Canadian investors should brace themselves for a rough start to a shortened week, following the three-day Victoria Day weekend. Global stocks were set for a drubbing on Tuesday morning, and Canadian indexes will have to catch up to Monday's decline as well.
U.S. stock index futures were down sharply with a little more than an hour before markets opened, suggesting that stocks would fall at the start of trading. Futures for the Dow Jones industrial average were down 210 points or 2.1 per cent. Futures for the broader S&P 500 were down 25 points or 2.4 per cent. Both indexes fell towards the end of trading on Monday, with the Dow closing 1.2 per cent lower.
In Europe, the U.K.'s FTSE 100 was down 2.5 per cent and Germany's DAX index was down 2.7 per cent in afternoon trading. In Asia, Japan's Nikkei 225 fell 3.1 per cent in overnight trading.
U.S. Treasury bonds were again being sought for their safe haven status, as the euro fell against the U.S. dollar. Those currency shifts were also affecting commodity prices, with crude oil falling below $68 (U.S.) a barrel, down $2.46. This decline will likely have a big impact on the commodity-heavy S&P/TSX composite index.
Although political tension between South Korea and North Korea is weighing on Asian markets, Europe continues to be the biggest source of investor anxiety.

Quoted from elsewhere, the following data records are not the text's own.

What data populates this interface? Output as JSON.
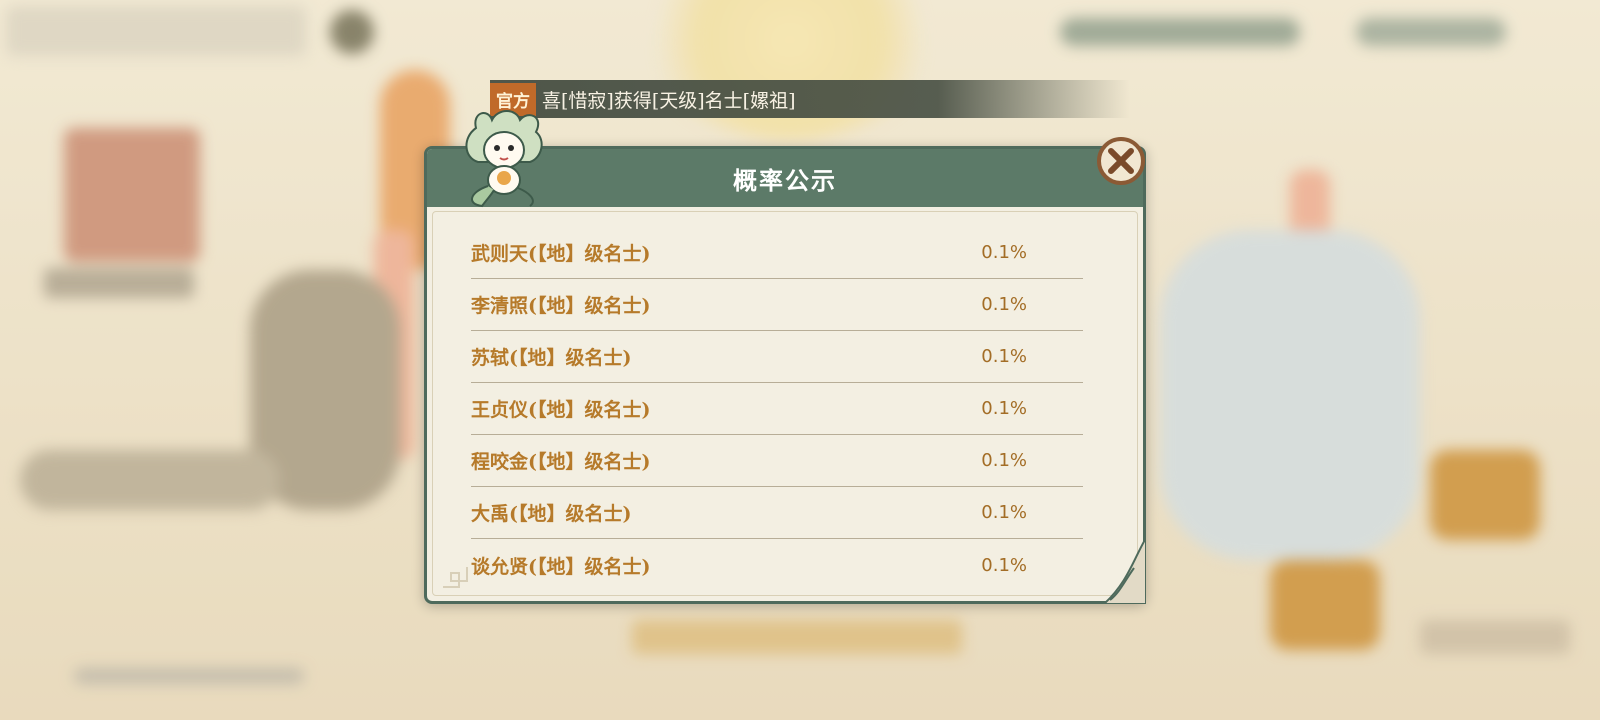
{
  "broadcast": {
    "tag": "官方",
    "message": "喜[惜寂]获得[天级]名士[嫘祖]"
  },
  "dialog": {
    "title": "概率公示",
    "close_icon": "close-x-icon",
    "rows": [
      {
        "name": "武则天(【地】级名士)",
        "rate": "0.1%"
      },
      {
        "name": "李清照(【地】级名士)",
        "rate": "0.1%"
      },
      {
        "name": "苏轼(【地】级名士)",
        "rate": "0.1%"
      },
      {
        "name": "王贞仪(【地】级名士)",
        "rate": "0.1%"
      },
      {
        "name": "程咬金(【地】级名士)",
        "rate": "0.1%"
      },
      {
        "name": "大禹(【地】级名士)",
        "rate": "0.1%"
      },
      {
        "name": "谈允贤(【地】级名士)",
        "rate": "0.1%"
      }
    ]
  },
  "colors": {
    "header": "#5c7a68",
    "border": "#4e6a5c",
    "panel": "#f3efe2",
    "item_text": "#b67a2a",
    "broadcast_tag": "#c06a2a"
  }
}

There, the rate at which banks lend to one another has risen to its highest level since last July, reflecting concern over the health of financial firms.
At the same time, some European countries are now making substantial budget cuts in an effort to bring their deficits down -- a necessary move, but one that raises concerns about economic growth in the region as it emerges from recession (in part because of big government spending).